The Grapes of Wrath
Using an amazing array of props on a set that’s a work of art, REP’s production of The Grapes of Wrath does justice to a masterpiece of writing and of adaptation that, set without compromise in a prolonged drought in the midwestern United States during the Great Depression, reveals, with finesse and genuine compassion, the best and the worst of humanity.
Frank Galati’s 1989 adaptation translates all the pathos and drama of Steinbeck’s novel but manages amazingly to inject a good deal of humour, nicely breaking a steady rise in tension. In fact, the play shows us all too plainly yesterday’s prejudices against newcomers as today’s received wisdom; this is, surprisingly, an enlightening play for our own benighted times.
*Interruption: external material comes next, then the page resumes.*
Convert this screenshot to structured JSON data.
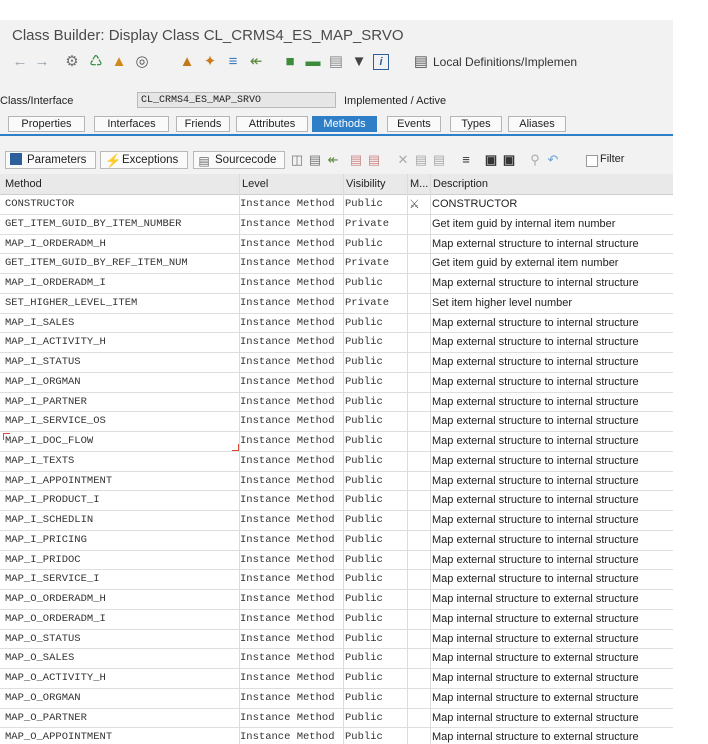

Chris Baldock’s direction of this classic gave it all that it deserves: subtle acting; beautiful timing; perfect costuming; spot-on sound; lighting that suits perfectly the time, the season, and the era; and smooth transitions. The parts were superbly cast, and every line was delivered with just the right amount of feeling. That we came to sympathise with so many of the characters let down by “acts of God” and foreclosed on through entrenched greed reflects the actors’ discipline in keeping their characters real. Impressive by any standards, REP’s Grapes of Wrath is a mesmerising production, one you mustn’t miss.
John P. Harvey
Photographer: Helen Drum